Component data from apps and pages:
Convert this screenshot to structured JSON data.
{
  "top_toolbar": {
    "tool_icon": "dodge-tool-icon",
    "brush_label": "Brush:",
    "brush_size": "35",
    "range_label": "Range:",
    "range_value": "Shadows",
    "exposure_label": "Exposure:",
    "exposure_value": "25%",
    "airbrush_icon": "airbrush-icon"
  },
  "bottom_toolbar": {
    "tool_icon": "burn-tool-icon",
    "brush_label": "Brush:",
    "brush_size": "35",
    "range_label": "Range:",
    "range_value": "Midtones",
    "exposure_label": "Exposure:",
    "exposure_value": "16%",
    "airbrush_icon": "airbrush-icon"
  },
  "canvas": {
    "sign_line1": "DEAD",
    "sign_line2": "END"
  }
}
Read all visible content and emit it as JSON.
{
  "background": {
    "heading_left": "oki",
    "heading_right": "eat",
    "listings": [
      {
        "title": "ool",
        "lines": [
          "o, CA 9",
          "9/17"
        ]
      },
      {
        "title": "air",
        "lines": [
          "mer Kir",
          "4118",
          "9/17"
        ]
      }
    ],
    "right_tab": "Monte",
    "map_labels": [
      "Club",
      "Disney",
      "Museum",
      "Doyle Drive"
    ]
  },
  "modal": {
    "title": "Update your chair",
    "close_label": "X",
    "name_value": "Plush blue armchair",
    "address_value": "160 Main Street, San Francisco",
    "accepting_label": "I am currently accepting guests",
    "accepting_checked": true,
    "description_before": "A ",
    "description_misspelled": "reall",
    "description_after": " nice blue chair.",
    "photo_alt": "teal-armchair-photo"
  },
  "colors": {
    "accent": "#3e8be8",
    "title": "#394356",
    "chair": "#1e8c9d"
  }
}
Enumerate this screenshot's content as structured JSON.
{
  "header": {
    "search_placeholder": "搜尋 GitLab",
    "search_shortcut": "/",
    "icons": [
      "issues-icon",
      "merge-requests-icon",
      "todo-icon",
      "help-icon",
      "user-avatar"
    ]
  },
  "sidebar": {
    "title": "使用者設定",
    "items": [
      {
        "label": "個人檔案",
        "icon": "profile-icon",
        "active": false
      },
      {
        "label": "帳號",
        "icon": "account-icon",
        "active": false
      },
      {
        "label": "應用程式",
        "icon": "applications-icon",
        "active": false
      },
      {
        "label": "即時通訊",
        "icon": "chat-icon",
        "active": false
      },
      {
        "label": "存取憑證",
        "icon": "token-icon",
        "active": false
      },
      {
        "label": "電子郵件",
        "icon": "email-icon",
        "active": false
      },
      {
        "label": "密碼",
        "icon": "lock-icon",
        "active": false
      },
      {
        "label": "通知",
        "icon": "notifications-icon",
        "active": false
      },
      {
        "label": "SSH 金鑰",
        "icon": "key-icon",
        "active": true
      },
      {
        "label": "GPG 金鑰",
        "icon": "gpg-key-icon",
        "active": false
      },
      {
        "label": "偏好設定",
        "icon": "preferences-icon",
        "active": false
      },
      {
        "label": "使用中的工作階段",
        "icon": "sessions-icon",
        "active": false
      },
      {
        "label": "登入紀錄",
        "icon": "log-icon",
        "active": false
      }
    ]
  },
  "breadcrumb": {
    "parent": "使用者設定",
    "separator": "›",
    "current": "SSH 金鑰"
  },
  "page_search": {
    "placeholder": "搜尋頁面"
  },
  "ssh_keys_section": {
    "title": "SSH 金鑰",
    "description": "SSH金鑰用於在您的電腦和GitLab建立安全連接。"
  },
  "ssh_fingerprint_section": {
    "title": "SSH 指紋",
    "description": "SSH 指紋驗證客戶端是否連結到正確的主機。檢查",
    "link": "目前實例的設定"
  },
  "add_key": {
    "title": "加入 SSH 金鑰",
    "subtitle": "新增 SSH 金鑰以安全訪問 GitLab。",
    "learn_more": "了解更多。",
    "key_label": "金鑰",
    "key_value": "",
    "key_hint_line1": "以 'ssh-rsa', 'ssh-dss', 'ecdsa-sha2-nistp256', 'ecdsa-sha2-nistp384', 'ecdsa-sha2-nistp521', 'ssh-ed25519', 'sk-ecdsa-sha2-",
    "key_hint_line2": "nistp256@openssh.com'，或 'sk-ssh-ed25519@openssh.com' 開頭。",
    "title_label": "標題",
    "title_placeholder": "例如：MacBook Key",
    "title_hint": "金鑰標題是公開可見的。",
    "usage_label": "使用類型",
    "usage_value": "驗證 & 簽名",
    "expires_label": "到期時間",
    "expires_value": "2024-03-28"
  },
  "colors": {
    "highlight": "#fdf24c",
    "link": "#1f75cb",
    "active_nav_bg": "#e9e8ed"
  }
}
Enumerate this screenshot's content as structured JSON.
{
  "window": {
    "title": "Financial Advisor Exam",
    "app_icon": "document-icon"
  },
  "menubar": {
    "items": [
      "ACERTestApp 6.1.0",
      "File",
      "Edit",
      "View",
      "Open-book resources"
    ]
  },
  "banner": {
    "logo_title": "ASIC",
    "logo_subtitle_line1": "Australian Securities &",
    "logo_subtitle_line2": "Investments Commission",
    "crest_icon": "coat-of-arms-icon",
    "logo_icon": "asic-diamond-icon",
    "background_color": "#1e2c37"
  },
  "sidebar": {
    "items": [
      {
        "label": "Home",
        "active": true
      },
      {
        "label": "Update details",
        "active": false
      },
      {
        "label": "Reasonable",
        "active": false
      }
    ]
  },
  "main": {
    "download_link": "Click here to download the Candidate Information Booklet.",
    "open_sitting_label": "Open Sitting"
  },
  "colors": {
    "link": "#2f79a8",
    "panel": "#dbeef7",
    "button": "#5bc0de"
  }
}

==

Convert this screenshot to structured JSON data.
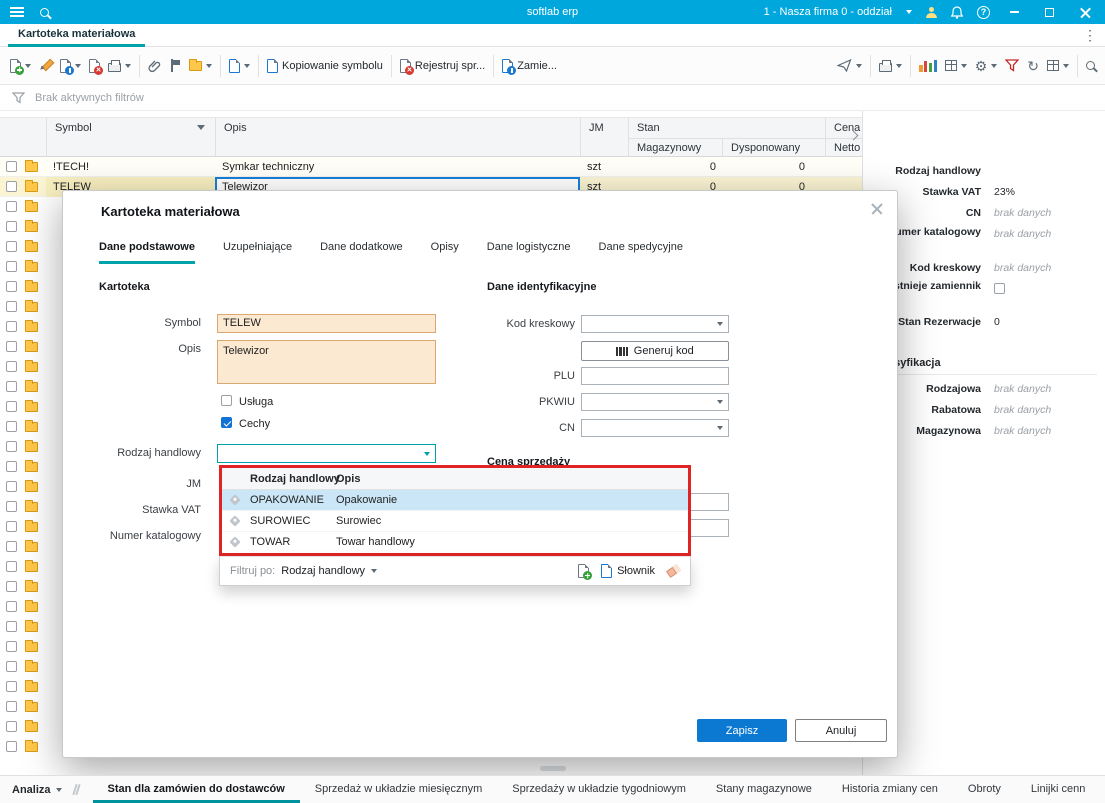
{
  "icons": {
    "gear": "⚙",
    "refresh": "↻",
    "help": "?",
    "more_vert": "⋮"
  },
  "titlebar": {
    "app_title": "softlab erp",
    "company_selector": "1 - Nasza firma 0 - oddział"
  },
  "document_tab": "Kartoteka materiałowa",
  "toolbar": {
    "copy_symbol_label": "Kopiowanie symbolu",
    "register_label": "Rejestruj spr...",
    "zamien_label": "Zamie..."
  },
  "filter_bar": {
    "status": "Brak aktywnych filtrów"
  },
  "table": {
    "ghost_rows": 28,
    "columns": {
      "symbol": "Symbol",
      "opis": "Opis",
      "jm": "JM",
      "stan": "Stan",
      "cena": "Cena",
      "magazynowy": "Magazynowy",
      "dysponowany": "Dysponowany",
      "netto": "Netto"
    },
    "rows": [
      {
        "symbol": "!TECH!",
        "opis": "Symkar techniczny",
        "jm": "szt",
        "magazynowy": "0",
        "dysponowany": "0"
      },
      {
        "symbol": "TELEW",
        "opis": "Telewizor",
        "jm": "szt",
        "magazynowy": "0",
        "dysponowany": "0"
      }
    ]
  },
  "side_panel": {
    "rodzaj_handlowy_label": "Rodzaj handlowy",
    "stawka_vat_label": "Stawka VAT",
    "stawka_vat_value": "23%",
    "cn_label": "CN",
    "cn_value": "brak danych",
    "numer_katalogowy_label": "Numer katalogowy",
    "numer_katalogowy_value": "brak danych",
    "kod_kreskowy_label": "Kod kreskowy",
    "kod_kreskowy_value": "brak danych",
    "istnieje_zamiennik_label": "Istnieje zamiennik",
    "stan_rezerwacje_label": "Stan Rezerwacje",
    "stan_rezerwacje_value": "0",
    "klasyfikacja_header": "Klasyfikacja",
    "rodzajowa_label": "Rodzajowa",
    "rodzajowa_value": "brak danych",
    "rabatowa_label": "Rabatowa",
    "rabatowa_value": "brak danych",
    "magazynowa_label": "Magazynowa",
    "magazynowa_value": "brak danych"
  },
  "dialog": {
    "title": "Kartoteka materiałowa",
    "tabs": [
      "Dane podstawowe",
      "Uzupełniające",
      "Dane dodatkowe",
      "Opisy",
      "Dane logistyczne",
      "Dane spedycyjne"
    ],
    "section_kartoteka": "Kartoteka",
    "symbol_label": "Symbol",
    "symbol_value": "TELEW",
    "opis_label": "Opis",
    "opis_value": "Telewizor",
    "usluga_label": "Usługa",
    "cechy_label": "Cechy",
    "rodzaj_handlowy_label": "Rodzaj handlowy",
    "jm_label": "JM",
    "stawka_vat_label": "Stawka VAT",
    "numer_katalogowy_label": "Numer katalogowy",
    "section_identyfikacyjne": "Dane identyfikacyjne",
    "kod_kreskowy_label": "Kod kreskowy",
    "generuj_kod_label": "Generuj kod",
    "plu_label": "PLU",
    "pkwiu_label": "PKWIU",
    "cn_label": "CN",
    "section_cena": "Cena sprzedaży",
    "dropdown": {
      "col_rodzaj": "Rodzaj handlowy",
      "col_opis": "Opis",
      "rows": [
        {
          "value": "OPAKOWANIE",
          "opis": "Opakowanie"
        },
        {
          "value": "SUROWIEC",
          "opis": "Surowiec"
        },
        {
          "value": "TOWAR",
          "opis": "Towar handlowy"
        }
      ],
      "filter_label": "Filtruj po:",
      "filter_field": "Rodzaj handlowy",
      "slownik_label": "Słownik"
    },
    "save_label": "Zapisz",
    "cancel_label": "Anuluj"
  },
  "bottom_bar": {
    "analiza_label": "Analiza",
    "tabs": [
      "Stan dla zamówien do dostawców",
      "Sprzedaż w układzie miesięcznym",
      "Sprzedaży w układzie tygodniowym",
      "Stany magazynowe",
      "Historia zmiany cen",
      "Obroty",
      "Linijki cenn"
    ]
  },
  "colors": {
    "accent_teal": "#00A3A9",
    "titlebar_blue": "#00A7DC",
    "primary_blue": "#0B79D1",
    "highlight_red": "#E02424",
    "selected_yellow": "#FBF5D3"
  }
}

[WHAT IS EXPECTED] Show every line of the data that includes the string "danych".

[EXERCISE RESULT]
    "cn_value": "brak danych",
    "numer_katalogowy_value": "brak danych",
    "kod_kreskowy_value": "brak danych",
    "rodzajowa_value": "brak danych",
    "rabatowa_value": "brak danych",
    "magazynowa_value": "brak danych"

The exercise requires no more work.